> _WORK TO BE COMPLETED_:
Within the records below, find each line with the word "type" and copy it out.

[[ DATASET EXTRACT, beginning ]]

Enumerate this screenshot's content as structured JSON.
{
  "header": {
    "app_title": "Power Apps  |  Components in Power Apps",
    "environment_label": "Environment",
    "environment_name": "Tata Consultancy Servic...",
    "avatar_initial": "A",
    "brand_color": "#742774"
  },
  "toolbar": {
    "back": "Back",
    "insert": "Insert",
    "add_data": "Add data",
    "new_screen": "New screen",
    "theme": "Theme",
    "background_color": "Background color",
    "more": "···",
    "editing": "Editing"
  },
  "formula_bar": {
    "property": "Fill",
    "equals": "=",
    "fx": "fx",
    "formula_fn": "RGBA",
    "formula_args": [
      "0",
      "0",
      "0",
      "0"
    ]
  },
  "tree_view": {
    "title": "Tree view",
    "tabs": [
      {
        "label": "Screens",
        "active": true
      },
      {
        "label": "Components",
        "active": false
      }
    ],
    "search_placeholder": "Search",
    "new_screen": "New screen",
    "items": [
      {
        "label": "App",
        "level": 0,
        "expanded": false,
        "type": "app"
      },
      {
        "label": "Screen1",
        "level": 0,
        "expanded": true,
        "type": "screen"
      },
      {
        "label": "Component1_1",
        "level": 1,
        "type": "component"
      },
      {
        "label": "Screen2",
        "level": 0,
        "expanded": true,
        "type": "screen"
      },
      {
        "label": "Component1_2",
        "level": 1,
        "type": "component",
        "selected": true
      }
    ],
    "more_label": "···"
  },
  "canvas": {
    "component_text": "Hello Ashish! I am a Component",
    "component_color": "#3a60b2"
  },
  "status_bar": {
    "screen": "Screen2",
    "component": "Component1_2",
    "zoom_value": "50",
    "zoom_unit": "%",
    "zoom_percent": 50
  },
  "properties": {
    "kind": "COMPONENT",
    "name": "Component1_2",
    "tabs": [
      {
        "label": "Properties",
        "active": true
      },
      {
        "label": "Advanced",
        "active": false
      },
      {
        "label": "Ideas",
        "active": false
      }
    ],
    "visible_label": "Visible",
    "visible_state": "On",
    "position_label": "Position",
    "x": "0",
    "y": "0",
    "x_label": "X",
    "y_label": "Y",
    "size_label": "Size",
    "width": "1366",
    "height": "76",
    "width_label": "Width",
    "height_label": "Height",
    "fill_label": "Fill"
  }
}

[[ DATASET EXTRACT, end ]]

> _RESULT FOR THIS EXERCISE_:
        "type": "app"
        "type": "screen"
        "type": "component"
        "type": "screen"
        "type": "component",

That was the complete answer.